Gail is super cool. She is so helpful and friendly and saved my life the entire night by translating for me and giving me very useful tips that I will always be grateful for. And her boyfriend Mineo, who speaks English very well, is probably the nicest person I've ever met. And on a slightly more superficial note, they both smoke (everyone seems to here) and Gail says fuck nearly as much as I do, which is a quality I adore in people. We went to an izakaya (that's Japanese for bar) and had some sake and a tea/vodka drink that I can't remember the name of, then we went to see the apartment (which was great to finally see in person and I can't wait to move in), and then to Gail's favorite izakaya called Daruma. The owners of this place are a couple in their 50s/60s and may need to win an award for the cutest people on the planet. I don't have a picture of them now, but I'll have one eventually. I very much plan on being a regular there in the near future. Did someone say drinking problem? Eh, do as the Romans do, I say.
I feel very positive about my health and weight changes that are sure to happen in the following months. Gail told me that if you're a bit on the heavy side it is incredibly easy to lose weight here because of the diet and how damn much the Japanese walk. I walked around more yesterday than I usually do in the span of 3-5 days in DC, so I feel optimistic. Especially since I have vowed to do my best to avoid Western food. I actually prefer Asian cuisine in general anyway, so aside from the occasional craving for french fries, I think I'll be okay.
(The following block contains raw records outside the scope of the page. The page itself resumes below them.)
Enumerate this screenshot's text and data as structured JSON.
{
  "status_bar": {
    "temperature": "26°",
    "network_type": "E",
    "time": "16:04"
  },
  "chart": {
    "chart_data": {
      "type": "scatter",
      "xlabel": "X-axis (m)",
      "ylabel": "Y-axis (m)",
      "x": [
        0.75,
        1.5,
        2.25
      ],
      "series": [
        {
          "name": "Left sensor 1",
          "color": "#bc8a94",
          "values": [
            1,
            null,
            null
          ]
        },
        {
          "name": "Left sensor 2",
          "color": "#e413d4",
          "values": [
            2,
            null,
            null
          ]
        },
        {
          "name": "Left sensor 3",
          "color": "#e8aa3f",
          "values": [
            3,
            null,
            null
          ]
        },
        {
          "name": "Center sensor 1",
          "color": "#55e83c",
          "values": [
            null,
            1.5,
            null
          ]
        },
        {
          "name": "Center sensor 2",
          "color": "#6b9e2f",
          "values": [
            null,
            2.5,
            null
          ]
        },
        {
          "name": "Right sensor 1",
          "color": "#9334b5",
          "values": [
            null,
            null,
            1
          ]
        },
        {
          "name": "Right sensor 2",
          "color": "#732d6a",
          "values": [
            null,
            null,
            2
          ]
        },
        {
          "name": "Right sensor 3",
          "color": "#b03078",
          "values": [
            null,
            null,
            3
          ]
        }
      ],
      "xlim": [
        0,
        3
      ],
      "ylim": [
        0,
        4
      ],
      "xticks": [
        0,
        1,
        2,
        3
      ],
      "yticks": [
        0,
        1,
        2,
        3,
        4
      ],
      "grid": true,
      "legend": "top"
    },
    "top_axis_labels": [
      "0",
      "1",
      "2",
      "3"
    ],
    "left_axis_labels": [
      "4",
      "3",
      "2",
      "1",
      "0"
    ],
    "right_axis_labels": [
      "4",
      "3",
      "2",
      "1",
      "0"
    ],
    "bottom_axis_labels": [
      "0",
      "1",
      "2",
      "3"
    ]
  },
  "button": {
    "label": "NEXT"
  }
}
It is a little scary being new here, for realsies. Every time I go in somewhere they ask about a million questions and all I can do is stare blankly or nod or say "wakari imasen" ("I don't understand"). It's weird. Although I must say I haven't been stared at as much as I thought I would be, which is good.
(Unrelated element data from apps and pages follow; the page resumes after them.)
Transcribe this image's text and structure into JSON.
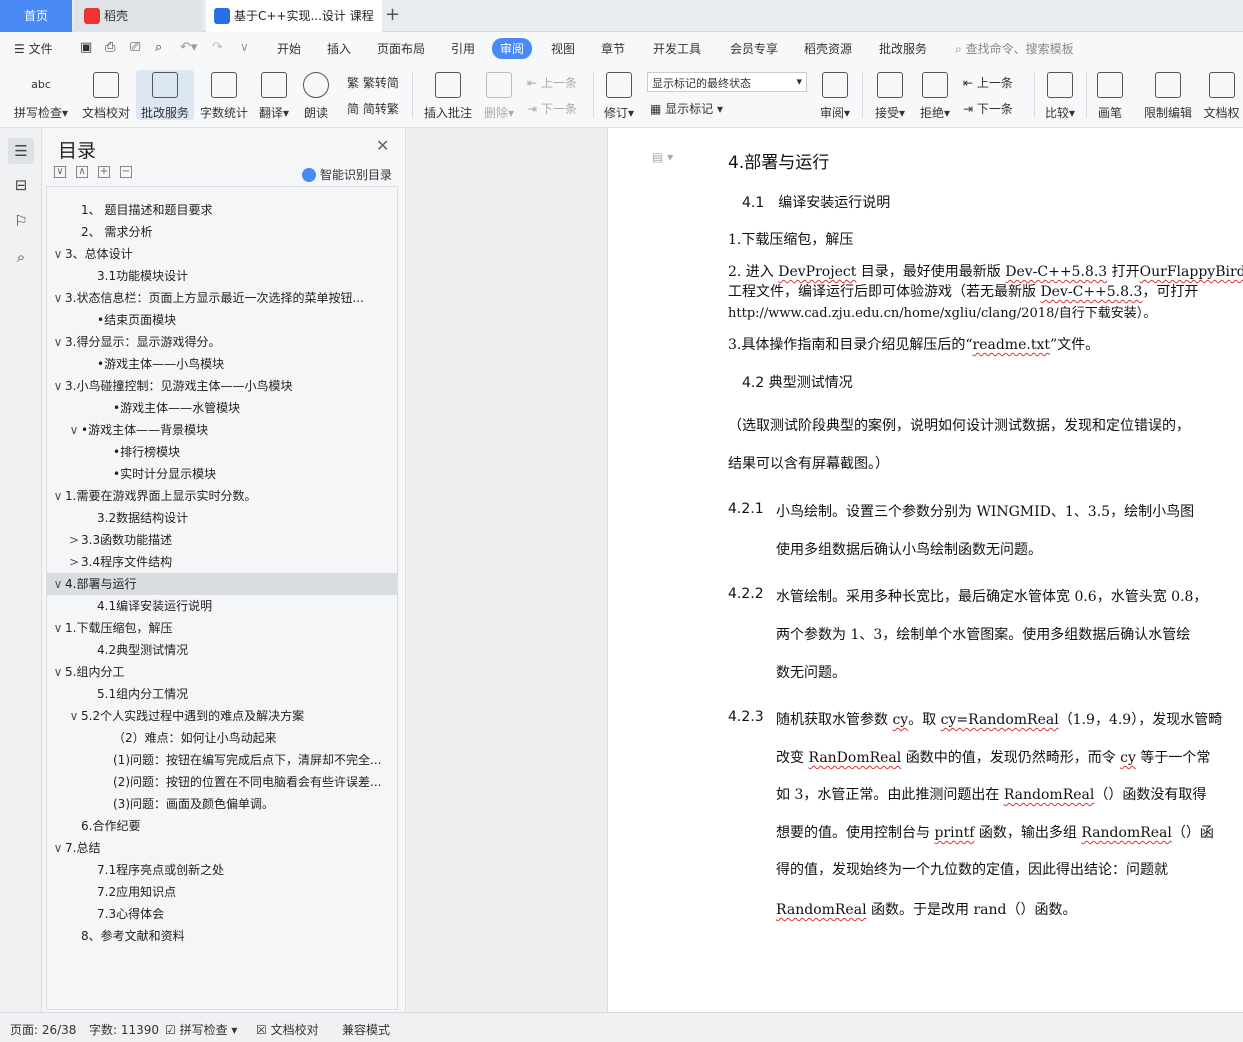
{
  "tabs": {
    "home": "首页",
    "daoke": "稻壳",
    "document": "基于C++实现...设计 课程论"
  },
  "menu": {
    "file": "文件",
    "items": [
      "开始",
      "插入",
      "页面布局",
      "引用",
      "审阅",
      "视图",
      "章节",
      "开发工具",
      "会员专享",
      "稻壳资源",
      "批改服务"
    ],
    "active": "审阅",
    "search_placeholder": "查找命令、搜索模板"
  },
  "ribbon": {
    "spell_check": "拼写检查",
    "doc_proof": "文档校对",
    "review_service": "批改服务",
    "word_count": "字数统计",
    "translate": "翻译",
    "read_aloud": "朗读",
    "trad_to_simp": "繁转简",
    "simp_to_trad": "简转繁",
    "insert_comment": "插入批注",
    "delete": "删除",
    "prev_comment": "上一条",
    "next_comment": "下一条",
    "track_changes": "修订",
    "display_state": "显示标记的最终状态",
    "show_markup": "显示标记",
    "review": "审阅",
    "accept": "接受",
    "reject": "拒绝",
    "prev_change": "上一条",
    "next_change": "下一条",
    "compare": "比较",
    "pen": "画笔",
    "restrict_edit": "限制编辑",
    "doc_permission": "文档权"
  },
  "toc": {
    "title": "目录",
    "ai_label": "智能识别目录",
    "items": [
      {
        "text": "1、 题目描述和题目要求",
        "caret": ""
      },
      {
        "text": "2、 需求分析",
        "caret": ""
      },
      {
        "text": "3、总体设计",
        "caret": "∨"
      },
      {
        "text": "3.1功能模块设计",
        "caret": ""
      },
      {
        "text": "3.状态信息栏：页面上方显示最近一次选择的菜单按钮...",
        "caret": "∨"
      },
      {
        "text": "•结束页面模块",
        "caret": ""
      },
      {
        "text": "3.得分显示：显示游戏得分。",
        "caret": "∨"
      },
      {
        "text": "•游戏主体——小鸟模块",
        "caret": ""
      },
      {
        "text": "3.小鸟碰撞控制：见游戏主体——小鸟模块",
        "caret": "∨"
      },
      {
        "text": "•游戏主体——水管模块",
        "caret": ""
      },
      {
        "text": "•游戏主体——背景模块",
        "caret": "∨"
      },
      {
        "text": "•排行榜模块",
        "caret": ""
      },
      {
        "text": "•实时计分显示模块",
        "caret": ""
      },
      {
        "text": "1.需要在游戏界面上显示实时分数。",
        "caret": "∨"
      },
      {
        "text": "3.2数据结构设计",
        "caret": ""
      },
      {
        "text": "3.3函数功能描述",
        "caret": ">"
      },
      {
        "text": "3.4程序文件结构",
        "caret": ">"
      },
      {
        "text": "4.部署与运行",
        "caret": "∨"
      },
      {
        "text": "4.1编译安装运行说明",
        "caret": ""
      },
      {
        "text": "1.下载压缩包，解压",
        "caret": "∨"
      },
      {
        "text": "4.2典型测试情况",
        "caret": ""
      },
      {
        "text": "5.组内分工",
        "caret": "∨"
      },
      {
        "text": "5.1组内分工情况",
        "caret": ""
      },
      {
        "text": "5.2个人实践过程中遇到的难点及解决方案",
        "caret": "∨"
      },
      {
        "text": "（2）难点：如何让小鸟动起来",
        "caret": ""
      },
      {
        "text": "(1)问题：按钮在编写完成后点下，清屏却不完全...",
        "caret": ""
      },
      {
        "text": "(2)问题：按钮的位置在不同电脑看会有些许误差...",
        "caret": ""
      },
      {
        "text": "(3)问题：画面及颜色偏单调。",
        "caret": ""
      },
      {
        "text": "6.合作纪要",
        "caret": ""
      },
      {
        "text": "7.总结",
        "caret": "∨"
      },
      {
        "text": "7.1程序亮点或创新之处",
        "caret": ""
      },
      {
        "text": "7.2应用知识点",
        "caret": ""
      },
      {
        "text": "7.3心得体会",
        "caret": ""
      },
      {
        "text": "8、参考文献和资料",
        "caret": ""
      }
    ]
  },
  "document": {
    "heading": "4.部署与运行",
    "sub41": "4.1　编译安装运行说明",
    "p1": "1.下载压缩包，解压",
    "p2a_pre": "2. 进入 ",
    "p2a_dev": "DevProject",
    "p2a_mid": " 目录，最好使用最新版 ",
    "p2a_devc": "Dev-C++5.8.3",
    "p2a_open": " 打开",
    "p2a_ofb": "OurFlappyBird",
    "p2b_pre": "工程文件，编译运行后即可体验游戏（若无最新版 ",
    "p2b_devc": "Dev-C++5.8.3",
    "p2b_post": "，可打开",
    "p2c": "http://www.cad.zju.edu.cn/home/xgliu/clang/2018/自行下载安装）。",
    "p3_pre": "3.具体操作指南和目录介绍见解压后的“",
    "p3_file": "readme.txt",
    "p3_post": "”文件。",
    "sub42": "4.2 典型测试情况",
    "note1": "（选取测试阶段典型的案例，说明如何设计测试数据，发现和定位错误的，",
    "note2": "结果可以含有屏幕截图。）",
    "n421": "4.2.1",
    "t421a": "小鸟绘制。设置三个参数分别为 WINGMID、1、3.5，绘制小鸟图",
    "t421b": "使用多组数据后确认小鸟绘制函数无问题。",
    "n422": "4.2.2",
    "t422a": "水管绘制。采用多种长宽比，最后确定水管体宽 0.6，水管头宽 0.8，",
    "t422b": "两个参数为 1、3，绘制单个水管图案。使用多组数据后确认水管绘",
    "t422c": "数无问题。",
    "n423": "4.2.3",
    "t423a_pre": "随机获取水管参数 ",
    "t423a_cy": "cy",
    "t423a_mid": "。取 ",
    "t423a_rr": "cy=RandomReal",
    "t423a_post": "（1.9，4.9），发现水管畸",
    "t423b_pre": "改变 ",
    "t423b_rr": "RanDomReal",
    "t423b_mid": " 函数中的值，发现仍然畸形，而令 ",
    "t423b_cy": "cy",
    "t423b_post": " 等于一个常",
    "t423c_pre": "如 3，水管正常。由此推测问题出在 ",
    "t423c_rr": "RandomReal",
    "t423c_post": "（）函数没有取得",
    "t423d_pre": "想要的值。使用控制台与 ",
    "t423d_pf": "printf",
    "t423d_mid": " 函数，输出多组 ",
    "t423d_rr": "RandomReal",
    "t423d_post": "（）函",
    "t423e": "得的值，发现始终为一个九位数的定值，因此得出结论：问题就",
    "t423f_rr": "RandomReal",
    "t423f_post": " 函数。于是改用 rand（）函数。"
  },
  "status": {
    "page": "页面: 26/38",
    "words": "字数: 11390",
    "spell": "拼写检查",
    "proof": "文档校对",
    "compat": "兼容模式"
  }
}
I went to my main MIL school this morning and met Dana in person finally, as well as another new teacher, Jamie. The whole teaching sub-plot of my adventure really makes me feel overwhelmed, although I am excited for the experience. We'll see how all that goes. I need to make sure to get my advance that MIL offers, as the funds are quickly dwindling!
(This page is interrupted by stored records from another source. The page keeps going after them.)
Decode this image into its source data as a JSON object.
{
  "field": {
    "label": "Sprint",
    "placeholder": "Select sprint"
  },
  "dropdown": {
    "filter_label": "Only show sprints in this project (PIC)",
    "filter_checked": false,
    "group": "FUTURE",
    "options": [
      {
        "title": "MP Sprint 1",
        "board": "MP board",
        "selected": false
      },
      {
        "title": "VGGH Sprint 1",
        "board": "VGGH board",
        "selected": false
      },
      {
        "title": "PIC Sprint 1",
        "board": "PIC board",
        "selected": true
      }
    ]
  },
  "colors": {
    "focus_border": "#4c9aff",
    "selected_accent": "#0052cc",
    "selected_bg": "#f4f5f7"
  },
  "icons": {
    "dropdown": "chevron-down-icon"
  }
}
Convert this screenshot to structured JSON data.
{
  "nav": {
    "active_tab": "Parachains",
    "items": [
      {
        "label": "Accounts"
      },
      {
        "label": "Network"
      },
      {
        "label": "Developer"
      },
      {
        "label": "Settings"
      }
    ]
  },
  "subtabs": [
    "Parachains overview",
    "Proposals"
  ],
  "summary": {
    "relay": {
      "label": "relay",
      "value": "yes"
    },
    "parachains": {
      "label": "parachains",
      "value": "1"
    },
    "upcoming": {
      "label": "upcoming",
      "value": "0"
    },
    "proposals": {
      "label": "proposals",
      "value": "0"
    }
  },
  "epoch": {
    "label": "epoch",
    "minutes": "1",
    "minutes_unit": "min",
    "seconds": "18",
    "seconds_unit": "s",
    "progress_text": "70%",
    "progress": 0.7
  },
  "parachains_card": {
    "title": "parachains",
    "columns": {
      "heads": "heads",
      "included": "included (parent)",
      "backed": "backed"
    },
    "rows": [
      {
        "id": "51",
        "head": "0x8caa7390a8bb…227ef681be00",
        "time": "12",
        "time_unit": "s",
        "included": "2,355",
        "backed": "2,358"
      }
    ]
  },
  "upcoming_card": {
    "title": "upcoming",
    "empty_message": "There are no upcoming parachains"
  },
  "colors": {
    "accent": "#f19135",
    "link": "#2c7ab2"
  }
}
This evening I went walking around the Katsutadai station looking for a place to eat and I spotted a restaurant with pictures of food on the windows (always helpful) and the smell of grilled meat (I'm a meat-a-holic) and went in. I quickly discovered that it wasn't really the best choice as it was a family-style restaurant where you cook your food in the middle of the table, and I don't feel quite ready to take on that endeavor yet. However, I decided to sit down anyway and see what looked decent on the colorful menu. For fear that I would be deported from Japan because I burned the damn restaurant down, I instead opted for a nice big bowl of soup (wherein the ingredients were already cooked for me). It was delicious. Needless to say, the noodles and soup here far surpass those in US Asian restaurants. Yum.
I am appreciative for my last couple weeks in the States, as I had an absolute blast with my family and some tender goodbyes with Blake. Blake and I have been Skype-ing and that has been really fun because Blake and I have the exact same sense of humor and he's really gotten a kick out of the funny Japanese things I've seen. My sisters and mom were amazing right before I left. When you're away from your fam for so long, you can take for granted how fucking awesomely fun they are. And my family is at the tippy top top of the fun spectrum.
I love it here. Gail says to treat Japan like a cocoon, where you get to immerse yourself in its ways and completely re-invent yourself if you want to. I am so very glad I came.